*Goal of the exercise*: Check each line of the records below for the word "icon" and copy those where it appears.
*** Working data Section Begins ***
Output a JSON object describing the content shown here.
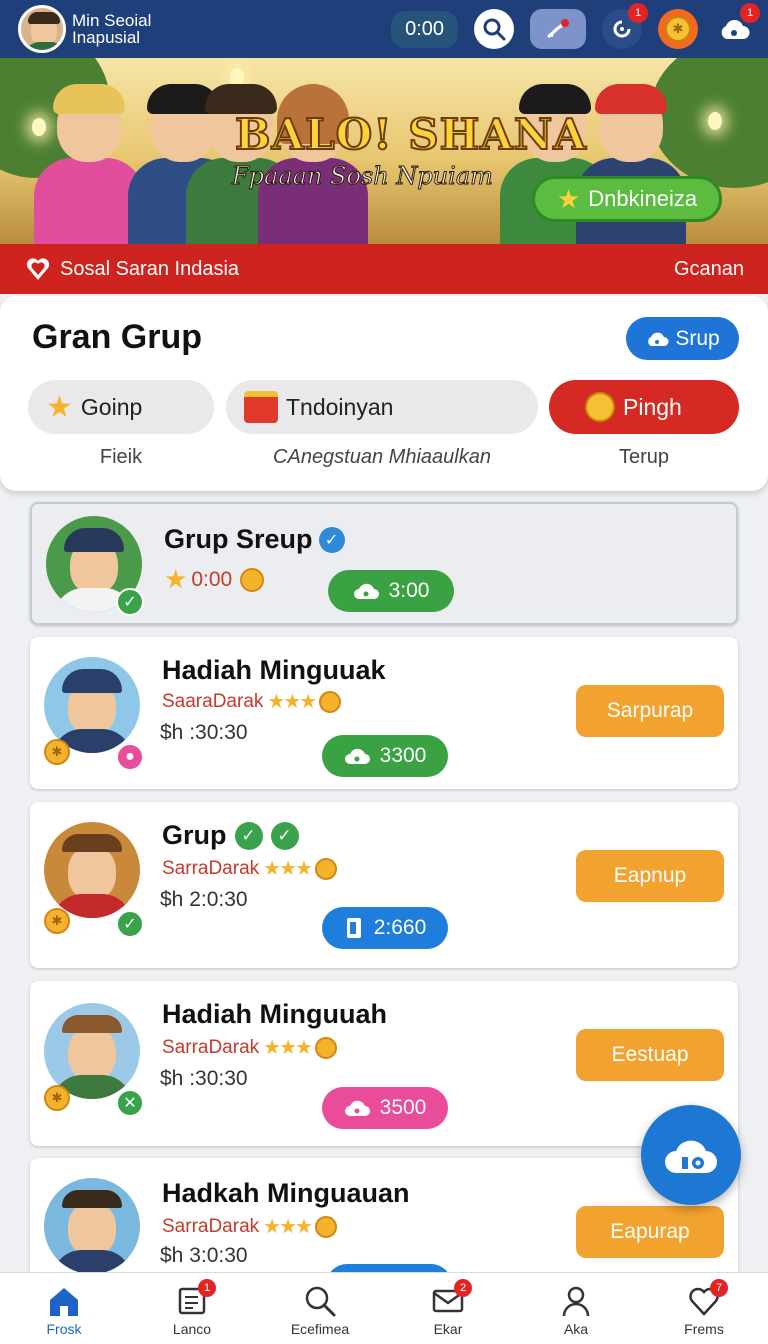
{
  "header": {
    "app_title": "Min Seoial Inapusial",
    "timer": "0:00",
    "notif_badges": [
      "1",
      "1"
    ]
  },
  "banner": {
    "title": "BALO! SHANA",
    "subtitle": "Fpaaan Sosh Npuiam",
    "button_label": "Dnbkineiza"
  },
  "red_bar": {
    "label": "Sosal Saran Indasia",
    "right_label": "Gcanan"
  },
  "group": {
    "title": "Gran Grup",
    "srup_label": "Srup",
    "filters": [
      {
        "label": "Goinp",
        "caption": "Fieik"
      },
      {
        "label": "Tndoinyan",
        "caption": "CAnegstuan Mhiaaulkan"
      },
      {
        "label": "Pingh",
        "caption": "Terup"
      }
    ]
  },
  "items": [
    {
      "title": "Grup Sreup",
      "sub": "0:00",
      "chip": "3:00"
    },
    {
      "title": "Hadiah Minguuak",
      "sub": "SaaraDarak",
      "time": "$h :30:30",
      "chip": "3300",
      "action": "Sarpurap"
    },
    {
      "title": "Grup",
      "sub": "SarraDarak",
      "time": "$h 2:0:30",
      "chip": "2:660",
      "action": "Eapnup"
    },
    {
      "title": "Hadiah Minguuah",
      "sub": "SarraDarak",
      "time": "$h :30:30",
      "chip": "3500",
      "action": "Eestuap"
    },
    {
      "title": "Hadkah Minguauan",
      "sub": "SarraDarak",
      "time": "$h 3:0:30",
      "action": "Eapurap"
    }
  ],
  "bottom_nav": [
    {
      "label": "Frosk",
      "icon": "home-icon",
      "active": true
    },
    {
      "label": "Lanco",
      "icon": "notes-icon",
      "badge": "1"
    },
    {
      "label": "Ecefimea",
      "icon": "search-icon"
    },
    {
      "label": "Ekar",
      "icon": "mail-icon",
      "badge": "2"
    },
    {
      "label": "Aka",
      "icon": "person-icon"
    },
    {
      "label": "Frems",
      "icon": "heart-icon",
      "badge": "7"
    }
  ],
  "colors": {
    "header": "#1f3f7a",
    "red_bar": "#cf2320",
    "action": "#f2a32f",
    "chip_green": "#3ba243",
    "chip_blue": "#1f7edb",
    "chip_pink": "#e94c9a",
    "primary": "#1f74d8"
  }
}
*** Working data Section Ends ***
*Task answer*:
      "icon": "home-icon",
      "icon": "notes-icon",
      "icon": "search-icon"
      "icon": "mail-icon",
      "icon": "person-icon"
      "icon": "heart-icon",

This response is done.